Nowadays when we understand that human health and the preservation of nature are inextricably linked one with another, the wine production in accordance with ecological principles does make sense for sure. Young winemaker Saša Ćasić from the Donja Obrijež village near Pakrac practices viticulture led exclusively by ecological principles of grapevine growing and wine production. This means as little use of chemical agents as possible, fertilization with manure and wine protection by means of special bacteria. Such an approach to wine production should be encouraged as much as possible as it can certainly produce not only good quality of wine but also have positive effects on the relationship between man and his environment.
Its natural beauty, colourful villages, hardworking people, the culture of wine production and, above all, the widely known Slavonian hospitality which links the past and the present, were first described by Piller’s and Mitterpach’s travelogue “Traveling around Slavonia in 1782”. Their contact with Slavonia and all the aspects it represents happened exactly in the Pakrac region.

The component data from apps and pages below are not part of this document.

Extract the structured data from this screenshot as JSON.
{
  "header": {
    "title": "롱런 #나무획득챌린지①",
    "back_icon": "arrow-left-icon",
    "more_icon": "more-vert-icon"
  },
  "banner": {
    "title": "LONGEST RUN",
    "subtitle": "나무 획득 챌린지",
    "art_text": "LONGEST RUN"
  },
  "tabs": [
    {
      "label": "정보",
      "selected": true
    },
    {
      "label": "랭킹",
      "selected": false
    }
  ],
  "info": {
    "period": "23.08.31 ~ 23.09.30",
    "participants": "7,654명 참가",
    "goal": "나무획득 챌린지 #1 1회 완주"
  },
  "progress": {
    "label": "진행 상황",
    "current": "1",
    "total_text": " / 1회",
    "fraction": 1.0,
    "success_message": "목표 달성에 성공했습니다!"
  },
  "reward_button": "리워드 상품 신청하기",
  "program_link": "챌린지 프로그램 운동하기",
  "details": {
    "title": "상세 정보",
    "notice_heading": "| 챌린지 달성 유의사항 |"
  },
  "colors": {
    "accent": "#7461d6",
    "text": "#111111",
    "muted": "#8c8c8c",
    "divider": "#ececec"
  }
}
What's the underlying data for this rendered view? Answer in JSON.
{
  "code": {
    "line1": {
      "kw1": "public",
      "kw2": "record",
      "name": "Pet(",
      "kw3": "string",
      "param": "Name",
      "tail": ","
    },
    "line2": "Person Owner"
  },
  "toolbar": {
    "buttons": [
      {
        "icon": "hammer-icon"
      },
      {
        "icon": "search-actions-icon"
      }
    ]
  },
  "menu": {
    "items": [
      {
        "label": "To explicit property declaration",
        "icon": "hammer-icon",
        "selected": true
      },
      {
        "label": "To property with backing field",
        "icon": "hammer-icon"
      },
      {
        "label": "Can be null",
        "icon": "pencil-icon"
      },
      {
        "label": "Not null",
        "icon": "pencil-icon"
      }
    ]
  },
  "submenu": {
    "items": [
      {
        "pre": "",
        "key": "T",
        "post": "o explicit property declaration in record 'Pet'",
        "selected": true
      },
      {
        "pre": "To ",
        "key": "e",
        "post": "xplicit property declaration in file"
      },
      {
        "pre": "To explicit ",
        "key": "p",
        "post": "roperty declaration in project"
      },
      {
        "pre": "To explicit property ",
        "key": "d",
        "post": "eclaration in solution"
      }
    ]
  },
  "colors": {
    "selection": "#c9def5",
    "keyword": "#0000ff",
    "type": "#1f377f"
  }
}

The descriptions of the largegranary, the Spahija cellar and the slopes covered with golden grapevines largely served as an inspiration for launching the World of Graševina project.
The project was co-financed by the European Union from the European Fund for Regional Development through the operational program Competitiveness and Cohesion 2014 - 2020.
Web site development was co-financed by the European Union from the European Fund for Regional Development.
The content of the web site is the sole responsibility of the County of Požega-Slavonia.
Photography: Damir Fabijanić